RECORDS TO USE:
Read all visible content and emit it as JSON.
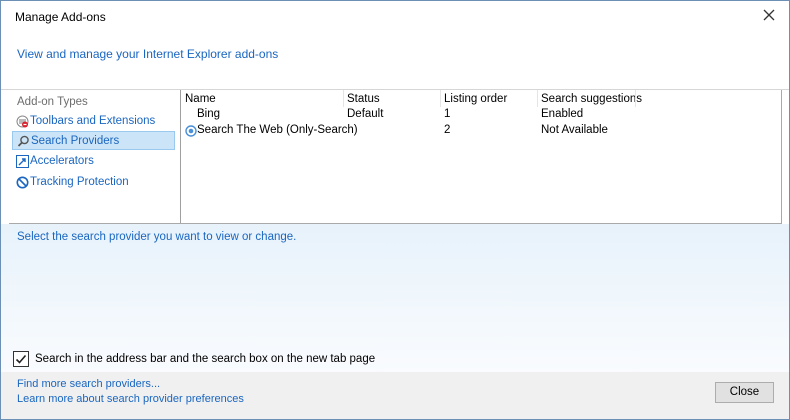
{
  "window": {
    "title": "Manage Add-ons"
  },
  "header": {
    "link_text": "View and manage your Internet Explorer add-ons"
  },
  "sidebar": {
    "title": "Add-on Types",
    "items": [
      {
        "label": "Toolbars and Extensions",
        "icon": "toolbars-icon"
      },
      {
        "label": "Search Providers",
        "icon": "search-icon",
        "selected": true
      },
      {
        "label": "Accelerators",
        "icon": "accelerators-icon"
      },
      {
        "label": "Tracking Protection",
        "icon": "tracking-protection-icon"
      }
    ]
  },
  "list": {
    "columns": [
      "Name",
      "Status",
      "Listing order",
      "Search suggestions"
    ],
    "rows": [
      {
        "name": "Bing",
        "status": "Default",
        "order": "1",
        "suggestions": "Enabled"
      },
      {
        "name": "Search The Web (Only-Search)",
        "status": "",
        "order": "2",
        "suggestions": "Not Available"
      }
    ]
  },
  "details": {
    "hint": "Select the search provider you want to view or change."
  },
  "options": {
    "checkbox_label": "Search in the address bar and the search box on the new tab page",
    "checked": true
  },
  "footer": {
    "link_find": "Find more search providers...",
    "link_learn": "Learn more about search provider preferences",
    "close_label": "Close"
  },
  "colors": {
    "link": "#1a66c0",
    "selection": "#cce4f7",
    "details_bg": "#e7f2fb"
  }
}
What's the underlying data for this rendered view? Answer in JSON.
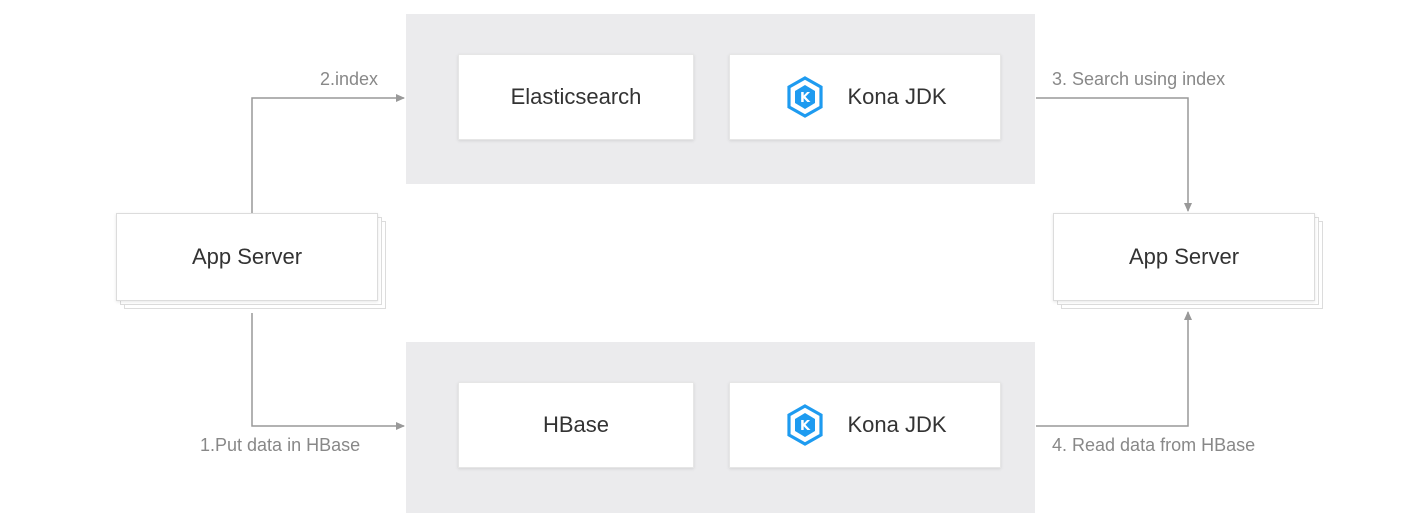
{
  "colors": {
    "panel": "#ebebed",
    "arrow": "#999999",
    "icon": "#1e9bf0",
    "text": "#333333",
    "label": "#888888"
  },
  "top_panel": {
    "left_box": {
      "label": "Elasticsearch"
    },
    "right_box": {
      "label": "Kona JDK",
      "icon": "kona-jdk-icon"
    }
  },
  "bottom_panel": {
    "left_box": {
      "label": "HBase"
    },
    "right_box": {
      "label": "Kona JDK",
      "icon": "kona-jdk-icon"
    }
  },
  "left_server": {
    "label": "App Server"
  },
  "right_server": {
    "label": "App Server"
  },
  "edges": {
    "index": "2.index",
    "search": "3. Search using index",
    "put": "1.Put data in HBase",
    "read": "4. Read data from HBase"
  }
}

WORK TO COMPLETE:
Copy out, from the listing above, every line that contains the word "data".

REPLY TO THE EXERCISE:
What's the underlying data for this rendered view? Answer in JSON.
    "put": "1.Put data in HBase",
    "read": "4. Read data from HBase"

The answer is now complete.